The other day a potential future rock-star, 6-year old drummer girl asked me a great question.
“How do I know whether I’m good enough yet?”
It also wasn’t an easy question to answer because we all wonder, from time to time, whether we question our competence too much or not enough. Are we not yet good enough or are we so good that, comparatively, others suck?
Sexy mind science can be embarrassing when it comes to humans and our competence. For example, it’s cringe-worthy to learn that the majority of Americans think we are smarter than the average American. Science rudely (and consistently) slams us by showing that we tend to mis-calibrate (overrate) our knowledge and competence in the opposite direction that we mis-calibrate (underrate) the knowledge and competence of others. More specifically, our over-estimation of our own competence and under-estimation of others’ competence is amplified the less we actually know about something. The more unskilled we are, the more skilled we think we are…relatively. Yikes. This cognitive bias is called illusory superiority or the Dunning-Kruger effect (not entirely unrelated to the Freddie Kruger effect when you really think about it).
Does knowing about this Dunning-Kruger effect, influence your self-confidence?
- In work and in life, are you good at finding solutions to problems?
- Are you a good puzzle solver?
- Rate yourself on an official scale of Dimwit…to Dazzling.
How about testing yourself on this olde timey riddle:
A man was looking at a portrait. Someone asked him, “Whose picture are you looking at?” He replied, “Brothers and sister I have none, but this man’s father is my father’s son.” (“This man’s father” means the father of the man in the picture.)
Whose picture was the man looking at?
- Feel free to write your answer in the comment section.
- How sure of your answer are you?
I’m not sure if the six-year old drummer girl’s question was easier or harder than ye olde timey riddle because before I could answer her, a teenager drummer guy, who had overheard her question, turned to her and answered,
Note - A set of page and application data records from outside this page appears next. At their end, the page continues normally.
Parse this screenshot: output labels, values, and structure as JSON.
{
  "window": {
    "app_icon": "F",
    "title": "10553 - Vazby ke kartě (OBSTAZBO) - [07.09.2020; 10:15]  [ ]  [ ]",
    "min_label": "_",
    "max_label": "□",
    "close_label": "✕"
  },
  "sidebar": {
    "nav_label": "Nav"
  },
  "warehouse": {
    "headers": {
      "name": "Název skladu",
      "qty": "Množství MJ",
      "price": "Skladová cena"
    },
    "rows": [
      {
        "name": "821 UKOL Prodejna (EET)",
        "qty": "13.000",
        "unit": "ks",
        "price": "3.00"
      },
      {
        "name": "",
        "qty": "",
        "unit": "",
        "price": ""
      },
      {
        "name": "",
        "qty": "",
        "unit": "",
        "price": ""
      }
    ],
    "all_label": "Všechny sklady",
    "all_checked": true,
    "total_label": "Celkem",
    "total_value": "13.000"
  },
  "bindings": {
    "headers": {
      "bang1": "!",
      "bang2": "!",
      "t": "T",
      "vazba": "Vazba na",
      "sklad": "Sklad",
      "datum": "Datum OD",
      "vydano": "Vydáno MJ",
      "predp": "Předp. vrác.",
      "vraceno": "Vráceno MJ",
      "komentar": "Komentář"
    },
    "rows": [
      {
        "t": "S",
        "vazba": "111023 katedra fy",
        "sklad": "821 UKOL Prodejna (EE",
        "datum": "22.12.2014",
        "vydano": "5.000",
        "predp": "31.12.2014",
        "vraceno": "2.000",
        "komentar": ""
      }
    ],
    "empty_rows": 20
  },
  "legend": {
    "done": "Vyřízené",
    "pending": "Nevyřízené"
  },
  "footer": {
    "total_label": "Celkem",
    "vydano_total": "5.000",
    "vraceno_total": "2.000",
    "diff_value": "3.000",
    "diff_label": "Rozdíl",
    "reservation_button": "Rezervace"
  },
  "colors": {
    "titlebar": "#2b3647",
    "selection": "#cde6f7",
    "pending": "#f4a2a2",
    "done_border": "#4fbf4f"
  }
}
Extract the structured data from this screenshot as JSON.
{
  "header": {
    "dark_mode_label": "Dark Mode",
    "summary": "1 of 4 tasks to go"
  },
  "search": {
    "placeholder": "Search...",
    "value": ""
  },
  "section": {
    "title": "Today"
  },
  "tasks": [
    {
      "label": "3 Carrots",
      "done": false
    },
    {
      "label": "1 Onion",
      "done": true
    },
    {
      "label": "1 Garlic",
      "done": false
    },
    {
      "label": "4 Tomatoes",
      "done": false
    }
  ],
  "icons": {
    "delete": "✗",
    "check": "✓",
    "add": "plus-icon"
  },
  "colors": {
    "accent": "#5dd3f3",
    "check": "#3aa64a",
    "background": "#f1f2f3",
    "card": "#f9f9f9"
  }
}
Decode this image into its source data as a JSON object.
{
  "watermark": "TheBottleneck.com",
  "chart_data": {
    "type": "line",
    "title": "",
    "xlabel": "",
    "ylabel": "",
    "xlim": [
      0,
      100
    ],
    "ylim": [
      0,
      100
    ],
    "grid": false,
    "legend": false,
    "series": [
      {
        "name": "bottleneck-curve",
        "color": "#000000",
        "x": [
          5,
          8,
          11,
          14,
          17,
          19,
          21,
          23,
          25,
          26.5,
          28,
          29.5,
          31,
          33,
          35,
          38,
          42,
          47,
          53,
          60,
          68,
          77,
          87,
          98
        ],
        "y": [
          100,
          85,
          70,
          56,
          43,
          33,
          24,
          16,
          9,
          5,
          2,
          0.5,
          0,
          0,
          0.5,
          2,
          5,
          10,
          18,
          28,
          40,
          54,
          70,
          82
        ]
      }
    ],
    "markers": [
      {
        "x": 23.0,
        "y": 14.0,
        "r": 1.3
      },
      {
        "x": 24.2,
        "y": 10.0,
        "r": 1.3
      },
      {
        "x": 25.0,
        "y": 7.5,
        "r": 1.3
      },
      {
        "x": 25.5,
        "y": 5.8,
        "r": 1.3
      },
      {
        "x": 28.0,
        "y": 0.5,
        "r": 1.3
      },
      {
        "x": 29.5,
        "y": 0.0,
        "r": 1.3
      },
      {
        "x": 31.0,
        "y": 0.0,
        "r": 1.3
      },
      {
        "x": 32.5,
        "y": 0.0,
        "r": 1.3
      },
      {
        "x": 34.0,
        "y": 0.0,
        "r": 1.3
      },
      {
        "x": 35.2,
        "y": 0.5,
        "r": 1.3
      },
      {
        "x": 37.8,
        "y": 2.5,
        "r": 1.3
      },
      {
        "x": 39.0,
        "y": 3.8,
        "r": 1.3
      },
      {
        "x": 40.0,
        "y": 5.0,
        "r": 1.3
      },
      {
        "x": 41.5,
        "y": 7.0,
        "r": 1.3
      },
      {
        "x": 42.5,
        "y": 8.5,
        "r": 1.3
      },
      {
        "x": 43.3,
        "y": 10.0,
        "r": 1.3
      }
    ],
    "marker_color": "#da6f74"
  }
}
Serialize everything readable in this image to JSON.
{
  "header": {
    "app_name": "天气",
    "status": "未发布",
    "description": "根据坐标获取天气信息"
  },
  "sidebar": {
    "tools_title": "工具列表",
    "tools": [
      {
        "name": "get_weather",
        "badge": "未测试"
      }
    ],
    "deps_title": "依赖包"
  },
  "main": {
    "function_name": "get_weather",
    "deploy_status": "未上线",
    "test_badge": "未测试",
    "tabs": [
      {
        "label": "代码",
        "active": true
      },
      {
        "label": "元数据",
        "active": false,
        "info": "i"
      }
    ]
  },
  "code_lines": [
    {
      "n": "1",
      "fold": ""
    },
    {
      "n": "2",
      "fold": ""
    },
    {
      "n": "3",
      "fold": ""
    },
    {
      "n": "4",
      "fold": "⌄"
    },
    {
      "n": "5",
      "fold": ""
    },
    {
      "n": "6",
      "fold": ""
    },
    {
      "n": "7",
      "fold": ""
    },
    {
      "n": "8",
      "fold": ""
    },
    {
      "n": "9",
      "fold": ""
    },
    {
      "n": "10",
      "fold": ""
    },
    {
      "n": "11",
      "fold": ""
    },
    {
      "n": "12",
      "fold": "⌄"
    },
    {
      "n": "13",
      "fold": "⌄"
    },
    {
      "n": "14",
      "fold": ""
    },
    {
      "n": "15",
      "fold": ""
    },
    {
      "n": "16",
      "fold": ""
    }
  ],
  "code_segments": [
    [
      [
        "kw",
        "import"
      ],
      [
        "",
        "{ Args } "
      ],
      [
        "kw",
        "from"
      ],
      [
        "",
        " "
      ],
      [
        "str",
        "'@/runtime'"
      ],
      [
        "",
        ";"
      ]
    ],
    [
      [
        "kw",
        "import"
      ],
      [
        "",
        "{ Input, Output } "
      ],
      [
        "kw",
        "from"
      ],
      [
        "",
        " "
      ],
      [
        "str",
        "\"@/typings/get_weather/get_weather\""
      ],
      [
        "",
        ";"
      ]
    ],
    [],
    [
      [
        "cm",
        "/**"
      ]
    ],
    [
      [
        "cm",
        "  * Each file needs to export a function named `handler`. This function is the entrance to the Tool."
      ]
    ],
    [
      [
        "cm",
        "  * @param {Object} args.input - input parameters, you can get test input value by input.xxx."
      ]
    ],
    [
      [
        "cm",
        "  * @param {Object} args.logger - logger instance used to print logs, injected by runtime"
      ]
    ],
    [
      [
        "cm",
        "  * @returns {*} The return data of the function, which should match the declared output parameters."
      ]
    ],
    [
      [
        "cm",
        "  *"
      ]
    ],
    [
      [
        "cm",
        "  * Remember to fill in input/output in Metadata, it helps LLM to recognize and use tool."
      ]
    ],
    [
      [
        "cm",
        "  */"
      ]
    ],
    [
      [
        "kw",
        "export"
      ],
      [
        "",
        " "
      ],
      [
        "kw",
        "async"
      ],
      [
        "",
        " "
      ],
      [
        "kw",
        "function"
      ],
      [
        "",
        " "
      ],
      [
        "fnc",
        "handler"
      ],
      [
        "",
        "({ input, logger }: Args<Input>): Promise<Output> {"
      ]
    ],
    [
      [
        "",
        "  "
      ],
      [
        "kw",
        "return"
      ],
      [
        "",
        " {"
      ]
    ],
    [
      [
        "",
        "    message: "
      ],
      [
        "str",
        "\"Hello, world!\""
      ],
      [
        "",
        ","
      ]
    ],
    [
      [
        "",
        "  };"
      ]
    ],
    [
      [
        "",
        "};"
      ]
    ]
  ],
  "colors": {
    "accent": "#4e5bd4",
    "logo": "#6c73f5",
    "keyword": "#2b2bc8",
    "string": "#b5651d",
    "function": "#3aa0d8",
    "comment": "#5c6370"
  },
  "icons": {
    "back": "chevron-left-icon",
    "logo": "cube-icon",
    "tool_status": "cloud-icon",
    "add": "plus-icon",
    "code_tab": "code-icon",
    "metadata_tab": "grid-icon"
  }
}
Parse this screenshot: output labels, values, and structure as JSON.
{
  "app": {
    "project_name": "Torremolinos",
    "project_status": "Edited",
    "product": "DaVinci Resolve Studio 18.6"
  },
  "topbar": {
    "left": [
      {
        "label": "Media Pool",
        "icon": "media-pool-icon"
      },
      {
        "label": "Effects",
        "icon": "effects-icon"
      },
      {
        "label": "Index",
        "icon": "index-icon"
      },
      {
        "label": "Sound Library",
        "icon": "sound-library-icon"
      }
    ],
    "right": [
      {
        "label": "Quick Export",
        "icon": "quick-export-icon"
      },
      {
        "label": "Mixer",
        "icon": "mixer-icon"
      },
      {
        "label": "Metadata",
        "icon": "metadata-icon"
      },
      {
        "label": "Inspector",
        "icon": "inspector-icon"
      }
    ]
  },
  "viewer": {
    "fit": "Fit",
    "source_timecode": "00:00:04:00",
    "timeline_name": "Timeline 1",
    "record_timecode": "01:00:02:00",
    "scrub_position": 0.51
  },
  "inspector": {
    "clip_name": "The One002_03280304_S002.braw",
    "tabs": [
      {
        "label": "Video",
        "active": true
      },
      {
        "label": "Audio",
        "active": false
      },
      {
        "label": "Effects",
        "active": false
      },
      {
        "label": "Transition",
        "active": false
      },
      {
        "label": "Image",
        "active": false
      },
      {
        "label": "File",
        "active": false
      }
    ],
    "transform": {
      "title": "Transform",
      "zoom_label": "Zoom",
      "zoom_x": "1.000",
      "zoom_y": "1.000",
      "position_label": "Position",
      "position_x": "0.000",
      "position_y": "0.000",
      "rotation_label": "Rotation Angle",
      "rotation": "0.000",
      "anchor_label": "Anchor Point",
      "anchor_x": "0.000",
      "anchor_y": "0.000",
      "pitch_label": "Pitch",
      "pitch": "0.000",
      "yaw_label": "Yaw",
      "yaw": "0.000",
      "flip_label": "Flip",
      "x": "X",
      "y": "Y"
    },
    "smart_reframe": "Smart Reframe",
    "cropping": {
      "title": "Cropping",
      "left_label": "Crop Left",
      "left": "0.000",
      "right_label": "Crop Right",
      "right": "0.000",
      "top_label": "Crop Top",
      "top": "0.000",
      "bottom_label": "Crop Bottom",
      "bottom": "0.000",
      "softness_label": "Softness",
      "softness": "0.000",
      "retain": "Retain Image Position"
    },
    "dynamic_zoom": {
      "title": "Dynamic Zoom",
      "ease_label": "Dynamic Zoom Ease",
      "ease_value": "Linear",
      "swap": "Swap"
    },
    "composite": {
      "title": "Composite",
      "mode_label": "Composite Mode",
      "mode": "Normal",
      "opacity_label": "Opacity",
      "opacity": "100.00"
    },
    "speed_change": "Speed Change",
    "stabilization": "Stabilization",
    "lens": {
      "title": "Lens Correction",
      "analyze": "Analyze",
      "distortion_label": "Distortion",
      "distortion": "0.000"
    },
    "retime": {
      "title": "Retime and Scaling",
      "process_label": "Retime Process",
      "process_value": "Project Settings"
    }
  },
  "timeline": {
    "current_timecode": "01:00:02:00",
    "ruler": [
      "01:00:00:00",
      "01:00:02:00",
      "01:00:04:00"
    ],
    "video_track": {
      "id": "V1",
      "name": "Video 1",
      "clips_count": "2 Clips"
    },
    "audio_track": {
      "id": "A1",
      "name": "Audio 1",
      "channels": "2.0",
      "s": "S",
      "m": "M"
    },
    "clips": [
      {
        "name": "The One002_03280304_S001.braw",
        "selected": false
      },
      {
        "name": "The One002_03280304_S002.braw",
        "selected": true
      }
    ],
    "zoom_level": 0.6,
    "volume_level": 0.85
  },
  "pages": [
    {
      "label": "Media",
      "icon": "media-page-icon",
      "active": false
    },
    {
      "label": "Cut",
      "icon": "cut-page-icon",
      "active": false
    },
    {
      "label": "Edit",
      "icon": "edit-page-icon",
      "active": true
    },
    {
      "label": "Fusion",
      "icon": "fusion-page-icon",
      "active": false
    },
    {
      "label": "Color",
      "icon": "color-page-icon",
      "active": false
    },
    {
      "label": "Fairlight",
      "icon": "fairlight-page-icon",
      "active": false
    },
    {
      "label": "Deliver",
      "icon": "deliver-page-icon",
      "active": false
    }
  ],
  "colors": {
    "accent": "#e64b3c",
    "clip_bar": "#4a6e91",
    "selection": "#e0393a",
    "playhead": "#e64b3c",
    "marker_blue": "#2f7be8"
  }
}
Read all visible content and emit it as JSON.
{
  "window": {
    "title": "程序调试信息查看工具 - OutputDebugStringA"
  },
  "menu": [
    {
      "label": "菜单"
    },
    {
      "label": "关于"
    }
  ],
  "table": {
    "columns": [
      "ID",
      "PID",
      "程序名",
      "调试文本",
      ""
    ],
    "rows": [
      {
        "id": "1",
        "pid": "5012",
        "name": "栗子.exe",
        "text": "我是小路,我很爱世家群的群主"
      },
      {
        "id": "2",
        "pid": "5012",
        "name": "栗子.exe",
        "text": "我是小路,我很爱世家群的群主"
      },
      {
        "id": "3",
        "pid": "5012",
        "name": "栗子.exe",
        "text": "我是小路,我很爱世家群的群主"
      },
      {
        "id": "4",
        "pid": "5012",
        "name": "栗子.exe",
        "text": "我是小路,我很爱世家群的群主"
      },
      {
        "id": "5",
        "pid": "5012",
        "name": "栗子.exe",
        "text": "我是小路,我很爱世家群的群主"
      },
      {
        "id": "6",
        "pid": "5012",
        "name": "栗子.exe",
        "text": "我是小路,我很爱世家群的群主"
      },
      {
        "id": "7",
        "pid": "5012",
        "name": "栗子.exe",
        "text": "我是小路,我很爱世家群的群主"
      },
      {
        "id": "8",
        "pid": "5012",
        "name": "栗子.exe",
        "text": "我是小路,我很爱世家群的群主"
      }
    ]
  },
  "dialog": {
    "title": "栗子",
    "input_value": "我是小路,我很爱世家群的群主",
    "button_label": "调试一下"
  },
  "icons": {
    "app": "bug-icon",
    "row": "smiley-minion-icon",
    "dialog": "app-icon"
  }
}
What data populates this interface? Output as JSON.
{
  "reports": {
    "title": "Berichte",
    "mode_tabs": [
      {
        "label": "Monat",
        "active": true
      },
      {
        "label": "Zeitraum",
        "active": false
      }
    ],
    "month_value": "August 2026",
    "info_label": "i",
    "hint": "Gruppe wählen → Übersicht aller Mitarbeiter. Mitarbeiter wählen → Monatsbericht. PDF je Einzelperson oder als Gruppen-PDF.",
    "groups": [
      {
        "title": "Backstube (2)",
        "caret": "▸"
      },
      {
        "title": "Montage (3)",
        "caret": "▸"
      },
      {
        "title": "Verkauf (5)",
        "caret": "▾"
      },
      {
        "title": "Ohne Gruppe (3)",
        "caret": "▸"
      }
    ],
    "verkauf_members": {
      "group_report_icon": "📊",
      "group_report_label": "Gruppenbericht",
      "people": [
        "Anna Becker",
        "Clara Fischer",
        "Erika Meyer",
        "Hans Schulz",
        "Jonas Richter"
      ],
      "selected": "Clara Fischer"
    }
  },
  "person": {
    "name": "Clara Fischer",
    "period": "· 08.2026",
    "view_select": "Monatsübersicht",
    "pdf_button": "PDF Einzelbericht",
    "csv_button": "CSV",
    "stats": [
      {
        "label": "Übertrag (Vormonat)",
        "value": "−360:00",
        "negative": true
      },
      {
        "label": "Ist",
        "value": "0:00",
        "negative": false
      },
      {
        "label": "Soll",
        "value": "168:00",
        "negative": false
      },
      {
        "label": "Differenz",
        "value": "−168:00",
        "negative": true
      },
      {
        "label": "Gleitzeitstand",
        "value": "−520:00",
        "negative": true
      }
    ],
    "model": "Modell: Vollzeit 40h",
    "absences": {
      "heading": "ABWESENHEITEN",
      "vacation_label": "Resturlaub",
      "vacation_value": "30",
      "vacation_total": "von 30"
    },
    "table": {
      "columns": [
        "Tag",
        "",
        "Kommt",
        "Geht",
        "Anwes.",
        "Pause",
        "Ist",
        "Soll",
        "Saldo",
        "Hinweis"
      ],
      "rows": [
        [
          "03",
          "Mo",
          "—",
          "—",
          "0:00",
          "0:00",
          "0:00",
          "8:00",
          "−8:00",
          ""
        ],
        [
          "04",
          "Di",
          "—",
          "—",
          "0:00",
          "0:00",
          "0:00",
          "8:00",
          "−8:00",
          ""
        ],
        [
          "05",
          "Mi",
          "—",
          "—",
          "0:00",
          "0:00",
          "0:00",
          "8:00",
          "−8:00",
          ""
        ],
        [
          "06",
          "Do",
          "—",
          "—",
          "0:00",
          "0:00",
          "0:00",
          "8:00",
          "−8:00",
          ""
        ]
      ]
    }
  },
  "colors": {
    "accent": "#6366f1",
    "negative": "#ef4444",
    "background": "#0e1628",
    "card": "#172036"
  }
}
“Ya always gotta wonder.”
Preach. Ya always gotta wonder. Being curious, about our success and failures and the successes and failures of others, may be better than knowing if we’re really good enough yet. This curiosity may be the reason that eventually we’re good enough to more accurately calibrate just how good we are.
Subscribing to this blog (over there, out of your way, & hiding on the side–>) will keep you informed of the amazing Living Curiously Project in deep development. Also, it won’t bother you, but it does have a good chance of making all of your wildest dreams come true-ish…and giving you the answer to that riddle.